We discussed the pros, cons and Beyonce lyrics relevant to home ownership in Part I.

So, you want to go ahead and buy your own little patch of paradise? (If by paradise you mean a modestly priced abode in an affordable suburb).

Great, let’s do this!

How much do you need?

Shit’s gettin’ real now. You’re going to need a large amount of cash as a deposit. Ideally, 20% of the purchase price and the stamp duty (there are some stamp duty exemptions depending on the state you live in, but overall, it’s a tax you pay for buying a house. I know, WTF, as if it isn’t already crazy expensive).

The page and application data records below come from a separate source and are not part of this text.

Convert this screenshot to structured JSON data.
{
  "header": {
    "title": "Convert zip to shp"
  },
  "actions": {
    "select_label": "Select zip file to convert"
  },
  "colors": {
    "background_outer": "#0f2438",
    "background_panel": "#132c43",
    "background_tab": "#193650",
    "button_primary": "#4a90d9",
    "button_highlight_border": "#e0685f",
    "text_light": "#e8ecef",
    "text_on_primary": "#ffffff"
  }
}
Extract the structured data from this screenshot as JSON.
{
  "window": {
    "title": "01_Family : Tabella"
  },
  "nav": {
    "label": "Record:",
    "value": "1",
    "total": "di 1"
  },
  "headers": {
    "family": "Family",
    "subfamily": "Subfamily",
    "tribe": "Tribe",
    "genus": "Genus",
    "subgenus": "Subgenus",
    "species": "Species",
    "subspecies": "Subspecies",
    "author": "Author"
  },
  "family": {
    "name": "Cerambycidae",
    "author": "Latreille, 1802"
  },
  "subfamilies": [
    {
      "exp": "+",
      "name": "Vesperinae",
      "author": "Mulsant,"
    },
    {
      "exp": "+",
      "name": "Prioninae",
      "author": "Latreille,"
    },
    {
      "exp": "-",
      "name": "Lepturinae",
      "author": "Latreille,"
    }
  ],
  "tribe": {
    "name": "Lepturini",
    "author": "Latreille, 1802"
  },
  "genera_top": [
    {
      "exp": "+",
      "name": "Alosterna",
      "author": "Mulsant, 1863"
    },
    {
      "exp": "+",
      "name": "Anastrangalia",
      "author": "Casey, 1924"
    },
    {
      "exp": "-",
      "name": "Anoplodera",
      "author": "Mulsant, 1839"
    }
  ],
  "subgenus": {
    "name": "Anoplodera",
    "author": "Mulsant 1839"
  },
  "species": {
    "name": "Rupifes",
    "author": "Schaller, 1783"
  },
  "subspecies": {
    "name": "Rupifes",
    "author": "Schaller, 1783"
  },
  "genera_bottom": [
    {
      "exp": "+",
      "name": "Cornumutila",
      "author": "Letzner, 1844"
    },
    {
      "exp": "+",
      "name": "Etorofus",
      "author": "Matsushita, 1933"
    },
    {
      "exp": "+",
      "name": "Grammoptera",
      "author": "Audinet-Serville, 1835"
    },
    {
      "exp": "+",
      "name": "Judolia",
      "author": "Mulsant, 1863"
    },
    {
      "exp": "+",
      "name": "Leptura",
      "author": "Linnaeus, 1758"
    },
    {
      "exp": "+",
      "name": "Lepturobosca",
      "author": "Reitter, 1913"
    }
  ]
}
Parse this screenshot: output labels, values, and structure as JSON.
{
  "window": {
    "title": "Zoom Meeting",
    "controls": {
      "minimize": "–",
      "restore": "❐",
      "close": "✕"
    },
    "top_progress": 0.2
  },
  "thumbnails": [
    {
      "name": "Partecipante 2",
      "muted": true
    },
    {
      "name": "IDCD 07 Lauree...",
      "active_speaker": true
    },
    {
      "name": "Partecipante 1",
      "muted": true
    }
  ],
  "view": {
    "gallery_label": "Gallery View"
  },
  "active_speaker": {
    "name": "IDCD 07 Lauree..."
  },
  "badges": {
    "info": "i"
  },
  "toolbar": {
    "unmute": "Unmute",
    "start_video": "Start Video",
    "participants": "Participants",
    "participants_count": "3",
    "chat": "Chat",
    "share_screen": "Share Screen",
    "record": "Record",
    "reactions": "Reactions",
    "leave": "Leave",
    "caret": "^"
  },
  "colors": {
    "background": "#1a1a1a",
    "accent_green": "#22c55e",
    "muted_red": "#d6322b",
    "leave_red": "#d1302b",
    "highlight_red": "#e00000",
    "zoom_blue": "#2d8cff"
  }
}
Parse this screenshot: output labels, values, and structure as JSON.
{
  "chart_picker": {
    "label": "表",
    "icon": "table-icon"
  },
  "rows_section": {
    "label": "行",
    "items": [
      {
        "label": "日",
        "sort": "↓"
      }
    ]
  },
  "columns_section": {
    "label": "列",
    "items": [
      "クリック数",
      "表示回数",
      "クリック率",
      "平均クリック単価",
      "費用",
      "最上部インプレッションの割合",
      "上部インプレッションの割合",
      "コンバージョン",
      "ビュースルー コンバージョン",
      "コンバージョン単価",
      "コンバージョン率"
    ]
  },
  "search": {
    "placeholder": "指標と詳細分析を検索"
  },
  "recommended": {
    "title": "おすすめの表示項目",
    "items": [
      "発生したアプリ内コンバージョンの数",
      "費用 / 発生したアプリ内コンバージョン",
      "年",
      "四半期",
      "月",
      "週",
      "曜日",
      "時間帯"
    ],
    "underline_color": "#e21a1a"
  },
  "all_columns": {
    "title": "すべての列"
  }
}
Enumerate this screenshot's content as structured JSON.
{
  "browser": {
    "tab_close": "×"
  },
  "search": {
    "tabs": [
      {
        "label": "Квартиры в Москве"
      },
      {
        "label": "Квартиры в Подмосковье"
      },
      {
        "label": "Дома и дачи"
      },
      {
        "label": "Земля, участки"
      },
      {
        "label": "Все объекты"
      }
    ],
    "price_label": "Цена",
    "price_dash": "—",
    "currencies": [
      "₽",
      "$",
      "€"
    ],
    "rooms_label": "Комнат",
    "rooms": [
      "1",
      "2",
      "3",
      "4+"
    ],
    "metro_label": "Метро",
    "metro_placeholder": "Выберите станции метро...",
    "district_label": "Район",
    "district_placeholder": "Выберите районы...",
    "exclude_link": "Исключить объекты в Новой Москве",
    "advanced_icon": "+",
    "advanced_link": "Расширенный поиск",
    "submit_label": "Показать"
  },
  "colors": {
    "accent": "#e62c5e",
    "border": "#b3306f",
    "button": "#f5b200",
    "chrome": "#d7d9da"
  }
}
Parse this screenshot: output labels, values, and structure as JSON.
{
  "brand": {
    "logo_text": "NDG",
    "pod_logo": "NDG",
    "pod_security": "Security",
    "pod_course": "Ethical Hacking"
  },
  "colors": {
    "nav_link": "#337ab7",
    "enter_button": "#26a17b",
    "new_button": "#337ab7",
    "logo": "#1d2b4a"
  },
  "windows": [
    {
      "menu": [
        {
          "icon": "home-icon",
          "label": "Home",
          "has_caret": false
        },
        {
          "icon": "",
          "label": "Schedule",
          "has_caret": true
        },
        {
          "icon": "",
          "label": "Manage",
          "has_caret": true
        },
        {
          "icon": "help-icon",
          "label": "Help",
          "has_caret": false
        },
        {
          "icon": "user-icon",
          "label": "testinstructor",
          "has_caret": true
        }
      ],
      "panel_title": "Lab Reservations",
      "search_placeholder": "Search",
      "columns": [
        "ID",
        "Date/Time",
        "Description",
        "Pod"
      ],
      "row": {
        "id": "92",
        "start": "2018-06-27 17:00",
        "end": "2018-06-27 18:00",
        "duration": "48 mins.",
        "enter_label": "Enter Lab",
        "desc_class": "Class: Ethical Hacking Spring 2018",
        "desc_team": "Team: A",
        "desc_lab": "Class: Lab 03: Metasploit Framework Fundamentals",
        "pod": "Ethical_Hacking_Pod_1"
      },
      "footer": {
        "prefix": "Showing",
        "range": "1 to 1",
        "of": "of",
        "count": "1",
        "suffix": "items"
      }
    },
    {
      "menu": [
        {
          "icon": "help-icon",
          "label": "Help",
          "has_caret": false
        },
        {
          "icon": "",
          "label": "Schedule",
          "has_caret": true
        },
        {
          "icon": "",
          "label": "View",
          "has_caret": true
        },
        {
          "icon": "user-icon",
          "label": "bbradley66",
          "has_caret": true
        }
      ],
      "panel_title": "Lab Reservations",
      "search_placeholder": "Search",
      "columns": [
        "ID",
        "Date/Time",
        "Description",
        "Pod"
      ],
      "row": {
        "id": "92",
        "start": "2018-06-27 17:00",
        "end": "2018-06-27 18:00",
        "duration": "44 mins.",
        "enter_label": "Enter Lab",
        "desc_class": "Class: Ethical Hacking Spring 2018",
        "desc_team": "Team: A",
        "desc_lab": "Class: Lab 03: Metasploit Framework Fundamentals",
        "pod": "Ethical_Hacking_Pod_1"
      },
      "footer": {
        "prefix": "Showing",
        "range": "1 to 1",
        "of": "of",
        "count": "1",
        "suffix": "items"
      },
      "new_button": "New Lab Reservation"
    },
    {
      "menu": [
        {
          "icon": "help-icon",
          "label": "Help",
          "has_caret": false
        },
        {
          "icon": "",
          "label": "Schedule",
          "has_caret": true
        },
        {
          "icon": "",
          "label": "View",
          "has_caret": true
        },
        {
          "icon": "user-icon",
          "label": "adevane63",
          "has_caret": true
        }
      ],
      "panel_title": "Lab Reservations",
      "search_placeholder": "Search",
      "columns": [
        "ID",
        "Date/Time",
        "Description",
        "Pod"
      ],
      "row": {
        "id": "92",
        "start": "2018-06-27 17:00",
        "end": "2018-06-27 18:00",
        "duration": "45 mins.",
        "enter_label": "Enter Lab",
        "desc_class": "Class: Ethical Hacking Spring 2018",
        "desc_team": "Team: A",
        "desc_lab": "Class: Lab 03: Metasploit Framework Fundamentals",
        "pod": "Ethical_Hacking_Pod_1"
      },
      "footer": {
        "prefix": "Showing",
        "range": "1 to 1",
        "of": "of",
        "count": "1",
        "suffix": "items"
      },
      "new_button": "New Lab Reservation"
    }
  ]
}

So let’s assume, conservatively, you are buying a $500K property. You will need to save $100,000.

This would give you a 20% Loan-to-Value Ratio, or LVR. This a big deal to banks – and they get all antsy if it’s much lower than this.

However, maybe you find a deal where you only need a 10% deposit. That’s fine, but they will charge you Lender’s Mortgage Insurance, which is a total scam in my view, but it protects the bank if you default on the loan. I know, poor banks, needing ALL the protection cos they’re doing it tough.

The price of LMI depends on how short of the 20% deposit you end up. They tend to whack it on top of the mortgage amount, which is good because you don’t need to save the money for it, but bad because you end up paying interest on that amount too.  In our example, LMI would cost almost $9000.

How will you save this much?

By not spending it on other things. Sounds obvious, but there is a long way between saying ‘I plan to save a cool $100,000’, and actually getting there. And on this long road is a lot of  saying ‘no’ to things.

No to $20 cocktails. No to taxis home after said cocktails. No to overseas holidays. No to expensive phones you upgrade every two years. Look, the list goes on.

Saving money is kinda hard and boring. So is paying a mortgage actually. In this example where we borrow $400,000 (after saving 20%), the repayments will be over $2000 per month (on a 4% interest rate). Totally doable, but not exactly conducive to a lifestyle of luxurious ease.

And this is what the bank wants to see: that you have been practising the saving game for a while now. You need to demonstrate a savings history – which is why, even if you have awesome folks who gift you a deposit, you still need to show you aren’t blowing your paycheque on cocaine and hookers every week. Or even every second week.

Savings and wise investment

Homer hilariously disparages the concept of ‘savings and wise investment’ in this scene.

Sadly, there are no fortunes to be made with bacon grease these days. And even saving is pretty tough on its own. If you have a sensible time frame to save a deposit, you might consider investing it first.

The era of low interest rates is great for borrowers but shit for savers. Even the best high-interest accounts are only paying around 3% interest, and inflation is around 2%. So every year the value of your money actually only grows by 1%.

One option is to invest in a managed fund or ETF that delivers a higher return. Now this comes with its own set of risk and reward, so don’t just take my word for it (you could even see a financial adviser). But the idea here is that you have an interim investment strategy to boost your returns, if this is whole property idea is a long-term goal.

Playing the long game

My friend Gigi is in her early 30s and lives in New York (thanks E3 visa!). She wants to buy an apartment there one day. (That sounds pretty way out, but in fact it’s the same price as Sydney, maybe even less.) So here is what she does:

  1. She has been saving part of every pay since she was a graduate – i.e. it goes straight into an account that she doesn’t dip into for new clothes or nights out.
  2. She still has holidays and does fun things, but that is a separate budget. She pays herself (to her savings) first.
  3. She puts it into a share portfolio that bubbles away while she plays the long game. This means instead of getting 2-3% she has been getting 5-8% returns (depending on the shares and the time period).

So it’s probably a few years yet until Gigi bags that apartment. But guess what, she started early, so even if she waits five years, she will be well under 40 when that happens. Considering we live a bloody long time these days, Gigi will have a good 50 years of owning property ahead of her.

Gigi and me: living the dream in her (rented) NYC pad
Gigi and me: living the dream in her (rented) NYC pad

So how do you get started? Break it into small steps.

  • Open a dedicated online savings account, for that one purpose. Set up direct debits to it on payday. Don’t touch it.
  • Use the savings and mortgage calculators on MoneySmart to work out how much you need to save, and over what timeframe. It will give you a goal to aim for.
  • Do a budget. For realz. Give it a go at least. Look, here is an easy one! Just get a handle on what goes in and out, so you can see where to trim.
  • Start practising saying the magical phrase ‘Sorry, I can’t afford that’.